ASSIGNMENT →
What you return must match the records exactly, line for line.

= Beginning of Section =

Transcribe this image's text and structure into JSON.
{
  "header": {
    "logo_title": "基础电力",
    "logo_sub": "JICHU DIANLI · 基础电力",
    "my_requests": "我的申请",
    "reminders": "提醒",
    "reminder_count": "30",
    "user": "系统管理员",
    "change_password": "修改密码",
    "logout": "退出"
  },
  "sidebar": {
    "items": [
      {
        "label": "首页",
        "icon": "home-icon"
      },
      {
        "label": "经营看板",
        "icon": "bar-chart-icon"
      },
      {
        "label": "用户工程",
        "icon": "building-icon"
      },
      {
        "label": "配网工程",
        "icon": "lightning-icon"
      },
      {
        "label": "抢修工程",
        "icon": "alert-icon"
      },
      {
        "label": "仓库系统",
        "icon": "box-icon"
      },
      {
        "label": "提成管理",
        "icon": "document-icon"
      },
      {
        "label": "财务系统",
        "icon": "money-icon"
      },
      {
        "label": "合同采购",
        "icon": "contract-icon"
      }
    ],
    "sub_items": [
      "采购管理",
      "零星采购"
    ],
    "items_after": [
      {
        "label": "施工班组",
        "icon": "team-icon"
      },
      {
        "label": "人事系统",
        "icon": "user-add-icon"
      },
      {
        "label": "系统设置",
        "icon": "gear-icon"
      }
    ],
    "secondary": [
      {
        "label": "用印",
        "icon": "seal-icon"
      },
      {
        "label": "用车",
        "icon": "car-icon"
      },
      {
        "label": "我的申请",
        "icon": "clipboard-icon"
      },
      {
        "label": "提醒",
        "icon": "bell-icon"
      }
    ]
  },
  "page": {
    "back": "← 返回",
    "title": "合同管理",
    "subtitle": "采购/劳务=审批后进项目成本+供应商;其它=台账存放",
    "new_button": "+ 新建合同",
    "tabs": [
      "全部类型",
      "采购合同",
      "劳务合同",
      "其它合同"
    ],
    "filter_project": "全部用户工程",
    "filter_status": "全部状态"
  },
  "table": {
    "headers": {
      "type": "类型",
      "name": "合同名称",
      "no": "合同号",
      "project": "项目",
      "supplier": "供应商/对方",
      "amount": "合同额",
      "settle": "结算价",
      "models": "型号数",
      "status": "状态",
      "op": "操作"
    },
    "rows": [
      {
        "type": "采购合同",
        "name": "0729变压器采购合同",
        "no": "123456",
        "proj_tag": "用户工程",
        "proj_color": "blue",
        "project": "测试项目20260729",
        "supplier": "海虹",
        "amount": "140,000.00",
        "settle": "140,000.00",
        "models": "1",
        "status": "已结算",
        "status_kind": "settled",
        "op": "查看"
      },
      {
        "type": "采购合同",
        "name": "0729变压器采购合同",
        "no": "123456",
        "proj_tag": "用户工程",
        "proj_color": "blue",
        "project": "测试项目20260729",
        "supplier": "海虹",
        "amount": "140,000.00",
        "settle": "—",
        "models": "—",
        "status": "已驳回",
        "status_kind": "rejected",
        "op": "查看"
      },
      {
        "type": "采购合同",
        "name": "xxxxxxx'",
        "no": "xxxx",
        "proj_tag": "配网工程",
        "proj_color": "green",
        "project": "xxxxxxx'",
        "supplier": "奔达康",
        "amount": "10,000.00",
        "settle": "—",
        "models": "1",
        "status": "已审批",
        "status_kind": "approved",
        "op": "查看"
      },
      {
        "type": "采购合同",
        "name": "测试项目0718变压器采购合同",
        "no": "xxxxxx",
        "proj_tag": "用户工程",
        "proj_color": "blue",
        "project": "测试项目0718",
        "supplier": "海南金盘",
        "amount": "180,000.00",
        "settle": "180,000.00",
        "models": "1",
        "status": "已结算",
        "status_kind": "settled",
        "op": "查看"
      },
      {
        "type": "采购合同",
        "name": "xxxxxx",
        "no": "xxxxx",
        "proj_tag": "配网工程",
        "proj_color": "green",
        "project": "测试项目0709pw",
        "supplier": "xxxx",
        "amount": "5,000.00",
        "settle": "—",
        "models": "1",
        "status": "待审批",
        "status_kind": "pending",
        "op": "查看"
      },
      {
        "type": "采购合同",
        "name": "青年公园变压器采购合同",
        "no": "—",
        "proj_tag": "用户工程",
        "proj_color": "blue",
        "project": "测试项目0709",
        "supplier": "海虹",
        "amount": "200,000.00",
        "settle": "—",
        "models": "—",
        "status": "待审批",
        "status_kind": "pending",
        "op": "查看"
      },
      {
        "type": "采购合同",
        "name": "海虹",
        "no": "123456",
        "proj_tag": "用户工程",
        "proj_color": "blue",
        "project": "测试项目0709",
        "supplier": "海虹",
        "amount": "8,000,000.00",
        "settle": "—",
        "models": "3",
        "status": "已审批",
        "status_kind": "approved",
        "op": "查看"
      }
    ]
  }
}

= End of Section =

TASK ANSWER →
Transcribe this image's text and structure into JSON.
{
  "header": {
    "logo_title": "基础电力",
    "logo_sub": "JICHU DIANLI · 基础电力",
    "my_requests": "我的申请",
    "reminders": "提醒",
    "reminder_count": "30",
    "user": "系统管理员",
    "change_password": "修改密码",
    "logout": "退出"
  },
  "sidebar": {
    "items": [
      {
        "label": "首页",
        "icon": "home-icon"
      },
      {
        "label": "经营看板",
        "icon": "bar-chart-icon"
      },
      {
        "label": "用户工程",
        "icon": "building-icon"
      },
      {
        "label": "配网工程",
        "icon": "lightning-icon"
      },
      {
        "label": "抢修工程",
        "icon": "alert-icon"
      },
      {
        "label": "仓库系统",
        "icon": "box-icon"
      },
      {
        "label": "提成管理",
        "icon": "document-icon"
      },
      {
        "label": "财务系统",
        "icon": "money-icon"
      },
      {
        "label": "合同采购",
        "icon": "contract-icon"
      }
    ],
    "sub_items": [
      "采购管理",
      "零星采购"
    ],
    "items_after": [
      {
        "label": "施工班组",
        "icon": "team-icon"
      },
      {
        "label": "人事系统",
        "icon": "user-add-icon"
      },
      {
        "label": "系统设置",
        "icon": "gear-icon"
      }
    ],
    "secondary": [
      {
        "label": "用印",
        "icon": "seal-icon"
      },
      {
        "label": "用车",
        "icon": "car-icon"
      },
      {
        "label": "我的申请",
        "icon": "clipboard-icon"
      },
      {
        "label": "提醒",
        "icon": "bell-icon"
      }
    ]
  },
  "page": {
    "back": "← 返回",
    "title": "合同管理",
    "subtitle": "采购/劳务=审批后进项目成本+供应商;其它=台账存放",
    "new_button": "+ 新建合同",
    "tabs": [
      "全部类型",
      "采购合同",
      "劳务合同",
      "其它合同"
    ],
    "filter_project": "全部用户工程",
    "filter_status": "全部状态"
  },
  "table": {
    "headers": {
      "type": "类型",
      "name": "合同名称",
      "no": "合同号",
      "project": "项目",
      "supplier": "供应商/对方",
      "amount": "合同额",
      "settle": "结算价",
      "models": "型号数",
      "status": "状态",
      "op": "操作"
    },
    "rows": [
      {
        "type": "采购合同",
        "name": "0729变压器采购合同",
        "no": "123456",
        "proj_tag": "用户工程",
        "proj_color": "blue",
        "project": "测试项目20260729",
        "supplier": "海虹",
        "amount": "140,000.00",
        "settle": "140,000.00",
        "models": "1",
        "status": "已结算",
        "status_kind": "settled",
        "op": "查看"
      },
      {
        "type": "采购合同",
        "name": "0729变压器采购合同",
        "no": "123456",
        "proj_tag": "用户工程",
        "proj_color": "blue",
        "project": "测试项目20260729",
        "supplier": "海虹",
        "amount": "140,000.00",
        "settle": "—",
        "models": "—",
        "status": "已驳回",
        "status_kind": "rejected",
        "op": "查看"
      },
      {
        "type": "采购合同",
        "name": "xxxxxxx'",
        "no": "xxxx",
        "proj_tag": "配网工程",
        "proj_color": "green",
        "project": "xxxxxxx'",
        "supplier": "奔达康",
        "amount": "10,000.00",
        "settle": "—",
        "models": "1",
        "status": "已审批",
        "status_kind": "approved",
        "op": "查看"
      },
      {
        "type": "采购合同",
        "name": "测试项目0718变压器采购合同",
        "no": "xxxxxx",
        "proj_tag": "用户工程",
        "proj_color": "blue",
        "project": "测试项目0718",
        "supplier": "海南金盘",
        "amount": "180,000.00",
        "settle": "180,000.00",
        "models": "1",
        "status": "已结算",
        "status_kind": "settled",
        "op": "查看"
      },
      {
        "type": "采购合同",
        "name": "xxxxxx",
        "no": "xxxxx",
        "proj_tag": "配网工程",
        "proj_color": "green",
        "project": "测试项目0709pw",
        "supplier": "xxxx",
        "amount": "5,000.00",
        "settle": "—",
        "models": "1",
        "status": "待审批",
        "status_kind": "pending",
        "op": "查看"
      },
      {
        "type": "采购合同",
        "name": "青年公园变压器采购合同",
        "no": "—",
        "proj_tag": "用户工程",
        "proj_color": "blue",
        "project": "测试项目0709",
        "supplier": "海虹",
        "amount": "200,000.00",
        "settle": "—",
        "models": "—",
        "status": "待审批",
        "status_kind": "pending",
        "op": "查看"
      },
      {
        "type": "采购合同",
        "name": "海虹",
        "no": "123456",
        "proj_tag": "用户工程",
        "proj_color": "blue",
        "project": "测试项目0709",
        "supplier": "海虹",
        "amount": "8,000,000.00",
        "settle": "—",
        "models": "3",
        "status": "已审批",
        "status_kind": "approved",
        "op": "查看"
      }
    ]
  }
}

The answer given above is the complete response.